Mayor Michael R. Bloomberg of New York City was unabashed in his praise for the woman who brought him into the world, seated in the front row, third seat in from the center aisle as her son addressed graduates.
The local boy, a product of a Medford bookkeeper and dairy farmer, made it seem like Mother's Day had returned to Medford. The founder of the business news service that bears his name mentioned his mother, Charlotte, repeatedly in his 20-minute speech to the more than 2,100 graduates.
"Mother, I hope I'm not embarrassing you," Michael Bloomberg, 65, said at one point from the podium.
The attention didn't seem to bother the Medford resident -- who still lives in Bloomberg's childhood home, about 10 minutes from campus -- nor did the trickling rain on the muddy quad where she sat in a khaki raincoat, someone holding an umbrella over her.
Bloomberg first brought up his mother when discussing the honorary degree Tufts bestowed upon him: a Doctor of Public Service, honoris causa.
"My mother always wanted me to be a doctor," quipped the mayor , who earned a bachelor's at Johns Hopkins University and a master of business administration at Harvard.
He even tried invoking his mother's name to score points with the graduates, whom he assumed to be mostly New Englanders and Red Sox fans.

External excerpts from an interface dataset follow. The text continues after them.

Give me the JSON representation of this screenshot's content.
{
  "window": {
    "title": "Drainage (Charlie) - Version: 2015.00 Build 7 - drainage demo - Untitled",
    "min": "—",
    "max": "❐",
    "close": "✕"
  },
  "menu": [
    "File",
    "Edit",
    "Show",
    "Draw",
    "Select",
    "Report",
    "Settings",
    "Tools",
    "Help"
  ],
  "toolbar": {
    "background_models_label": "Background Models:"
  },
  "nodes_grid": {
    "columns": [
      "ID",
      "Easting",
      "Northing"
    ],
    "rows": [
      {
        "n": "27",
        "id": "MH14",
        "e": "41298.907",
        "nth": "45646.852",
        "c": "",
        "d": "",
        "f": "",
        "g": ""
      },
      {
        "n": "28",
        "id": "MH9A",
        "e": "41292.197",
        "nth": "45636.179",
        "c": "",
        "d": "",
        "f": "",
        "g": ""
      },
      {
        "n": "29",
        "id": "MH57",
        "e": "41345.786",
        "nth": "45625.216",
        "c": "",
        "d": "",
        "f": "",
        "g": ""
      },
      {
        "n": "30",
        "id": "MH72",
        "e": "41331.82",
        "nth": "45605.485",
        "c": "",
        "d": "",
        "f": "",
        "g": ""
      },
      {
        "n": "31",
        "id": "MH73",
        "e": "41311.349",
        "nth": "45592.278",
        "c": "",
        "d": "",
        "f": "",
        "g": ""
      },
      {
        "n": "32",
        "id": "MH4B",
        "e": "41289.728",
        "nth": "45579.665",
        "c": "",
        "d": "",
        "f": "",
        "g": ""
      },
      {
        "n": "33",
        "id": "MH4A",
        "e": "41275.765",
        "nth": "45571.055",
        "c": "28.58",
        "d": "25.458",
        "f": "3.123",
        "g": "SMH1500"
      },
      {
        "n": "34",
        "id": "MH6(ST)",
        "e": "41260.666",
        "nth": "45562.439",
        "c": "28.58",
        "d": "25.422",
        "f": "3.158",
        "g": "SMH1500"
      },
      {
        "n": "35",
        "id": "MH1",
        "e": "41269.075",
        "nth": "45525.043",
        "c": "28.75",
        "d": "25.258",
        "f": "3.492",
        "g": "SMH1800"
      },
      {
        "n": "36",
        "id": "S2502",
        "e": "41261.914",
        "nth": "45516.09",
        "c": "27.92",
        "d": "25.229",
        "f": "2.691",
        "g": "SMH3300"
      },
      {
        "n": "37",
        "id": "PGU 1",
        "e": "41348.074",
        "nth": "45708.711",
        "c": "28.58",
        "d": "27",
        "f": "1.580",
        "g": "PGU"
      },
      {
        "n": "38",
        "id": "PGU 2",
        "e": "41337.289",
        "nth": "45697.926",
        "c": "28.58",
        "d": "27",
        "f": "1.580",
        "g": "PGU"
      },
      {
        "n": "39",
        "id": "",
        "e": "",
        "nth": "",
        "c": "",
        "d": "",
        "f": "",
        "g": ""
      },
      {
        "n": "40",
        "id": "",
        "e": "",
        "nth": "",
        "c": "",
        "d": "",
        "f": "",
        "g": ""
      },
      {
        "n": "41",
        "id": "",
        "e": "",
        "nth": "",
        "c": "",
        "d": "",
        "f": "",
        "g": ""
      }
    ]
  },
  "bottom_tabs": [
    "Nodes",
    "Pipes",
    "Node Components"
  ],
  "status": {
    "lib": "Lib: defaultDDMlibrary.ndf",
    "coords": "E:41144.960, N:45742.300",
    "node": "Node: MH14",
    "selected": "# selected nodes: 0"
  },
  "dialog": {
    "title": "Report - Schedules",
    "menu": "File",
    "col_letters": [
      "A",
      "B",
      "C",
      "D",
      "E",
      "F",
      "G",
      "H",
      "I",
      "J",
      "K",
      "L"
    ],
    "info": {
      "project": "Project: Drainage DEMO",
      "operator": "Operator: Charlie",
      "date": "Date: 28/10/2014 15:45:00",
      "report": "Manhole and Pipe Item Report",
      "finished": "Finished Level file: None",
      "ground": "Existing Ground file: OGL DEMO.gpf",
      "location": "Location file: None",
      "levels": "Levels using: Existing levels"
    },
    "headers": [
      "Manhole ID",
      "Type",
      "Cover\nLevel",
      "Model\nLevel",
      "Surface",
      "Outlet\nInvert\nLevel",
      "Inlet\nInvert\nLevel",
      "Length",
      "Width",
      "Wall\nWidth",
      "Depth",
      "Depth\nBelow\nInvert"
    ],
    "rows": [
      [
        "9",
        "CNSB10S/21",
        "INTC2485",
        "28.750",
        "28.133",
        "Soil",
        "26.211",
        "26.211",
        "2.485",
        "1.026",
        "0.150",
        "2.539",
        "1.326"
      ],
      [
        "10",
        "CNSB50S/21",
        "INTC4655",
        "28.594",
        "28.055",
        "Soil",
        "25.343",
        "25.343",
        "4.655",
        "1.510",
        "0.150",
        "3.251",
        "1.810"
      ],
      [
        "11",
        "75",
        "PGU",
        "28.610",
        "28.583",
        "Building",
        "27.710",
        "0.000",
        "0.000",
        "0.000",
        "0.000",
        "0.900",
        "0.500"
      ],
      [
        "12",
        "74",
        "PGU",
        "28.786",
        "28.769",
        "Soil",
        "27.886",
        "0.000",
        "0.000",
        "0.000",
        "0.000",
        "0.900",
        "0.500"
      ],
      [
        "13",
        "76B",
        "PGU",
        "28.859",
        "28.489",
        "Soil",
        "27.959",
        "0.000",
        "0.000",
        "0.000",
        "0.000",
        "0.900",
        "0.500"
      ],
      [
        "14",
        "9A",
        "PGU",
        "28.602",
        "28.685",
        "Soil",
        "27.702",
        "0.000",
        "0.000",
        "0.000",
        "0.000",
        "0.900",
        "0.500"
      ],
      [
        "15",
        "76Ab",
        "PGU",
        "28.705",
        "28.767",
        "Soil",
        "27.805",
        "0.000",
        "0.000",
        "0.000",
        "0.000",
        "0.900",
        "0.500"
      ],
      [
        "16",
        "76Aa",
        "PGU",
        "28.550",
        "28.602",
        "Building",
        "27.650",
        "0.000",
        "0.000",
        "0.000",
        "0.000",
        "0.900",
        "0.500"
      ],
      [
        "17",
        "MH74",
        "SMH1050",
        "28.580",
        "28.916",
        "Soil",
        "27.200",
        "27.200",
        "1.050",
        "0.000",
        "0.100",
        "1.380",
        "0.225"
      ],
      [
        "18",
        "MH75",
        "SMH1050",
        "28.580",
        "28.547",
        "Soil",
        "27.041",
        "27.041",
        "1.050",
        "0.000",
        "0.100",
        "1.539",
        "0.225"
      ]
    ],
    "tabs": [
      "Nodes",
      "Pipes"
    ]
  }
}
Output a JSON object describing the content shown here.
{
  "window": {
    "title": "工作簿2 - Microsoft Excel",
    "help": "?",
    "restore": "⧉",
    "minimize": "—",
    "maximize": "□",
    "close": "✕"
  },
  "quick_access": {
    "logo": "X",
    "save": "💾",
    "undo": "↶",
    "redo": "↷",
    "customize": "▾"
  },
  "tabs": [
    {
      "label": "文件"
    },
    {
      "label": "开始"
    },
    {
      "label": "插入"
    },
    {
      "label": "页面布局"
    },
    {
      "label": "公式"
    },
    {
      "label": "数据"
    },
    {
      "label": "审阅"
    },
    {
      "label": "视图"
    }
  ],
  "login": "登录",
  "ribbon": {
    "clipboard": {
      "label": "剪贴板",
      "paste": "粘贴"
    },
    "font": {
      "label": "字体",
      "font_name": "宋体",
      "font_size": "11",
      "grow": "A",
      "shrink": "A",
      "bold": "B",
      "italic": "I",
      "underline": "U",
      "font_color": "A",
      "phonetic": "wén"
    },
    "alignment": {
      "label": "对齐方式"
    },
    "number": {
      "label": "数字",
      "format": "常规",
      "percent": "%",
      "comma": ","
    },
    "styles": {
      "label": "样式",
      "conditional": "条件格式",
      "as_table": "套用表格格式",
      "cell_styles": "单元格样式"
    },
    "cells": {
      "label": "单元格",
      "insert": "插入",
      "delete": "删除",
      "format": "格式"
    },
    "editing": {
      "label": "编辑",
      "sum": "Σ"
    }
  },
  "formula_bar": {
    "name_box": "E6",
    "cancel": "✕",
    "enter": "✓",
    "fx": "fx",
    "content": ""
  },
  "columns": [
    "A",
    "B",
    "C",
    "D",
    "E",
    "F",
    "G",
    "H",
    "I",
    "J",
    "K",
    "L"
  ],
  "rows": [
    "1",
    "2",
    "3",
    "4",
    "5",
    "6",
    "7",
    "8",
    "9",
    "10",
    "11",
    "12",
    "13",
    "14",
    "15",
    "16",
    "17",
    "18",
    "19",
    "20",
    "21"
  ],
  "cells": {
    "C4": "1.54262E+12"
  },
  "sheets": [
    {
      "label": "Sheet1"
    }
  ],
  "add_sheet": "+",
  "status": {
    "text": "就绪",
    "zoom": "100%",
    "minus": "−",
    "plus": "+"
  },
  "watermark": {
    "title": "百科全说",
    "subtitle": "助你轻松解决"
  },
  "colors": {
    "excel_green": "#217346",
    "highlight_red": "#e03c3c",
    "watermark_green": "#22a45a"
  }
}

"You should know she dislikes the Yankees almost as much as most of you," he said. "She's never forgiven them for stealing Babe Ruth away -- when she was 10 years old."
But Michael Bloomberg, who was being trailed yesterday by two New York City tabloid reporters, did not say which team he roots for these days. He noted in his speech that he has thrown opening pitches for the Yankees and Mets, but made no mention of the Yankees' dismal spring.
Bloomberg, a Republican who is weighing a presidential run as an independent, was a hit among the graduates, although he caused one graduate from the Big Apple to slightly grumble.
"I love him, but I wish he made a shout out to us," said Dana Yoo, 22, of Queens. She earned a bachelor's in mechanical engineering and is a New York public schools graduate.
Bloomberg did not spend his entire speech talking about his mother.
Mostly, he joked about student life at Tufts -- what he's heard of it -- and he shared five principles of success: "You gotta take risks," "You can't do it alone," "Give it to them straight," "Respect others," and "The more you give, the more you get."
But even then, he paused for a moment, as if suddenly remembering his audience, and added a sixth principle: "Don't forget to call your mother."
"I do every day," he said.
After the mayor slipped off the stage, his mother finally left her seat. She then did what any other proud mother would do: She gave her son a hug.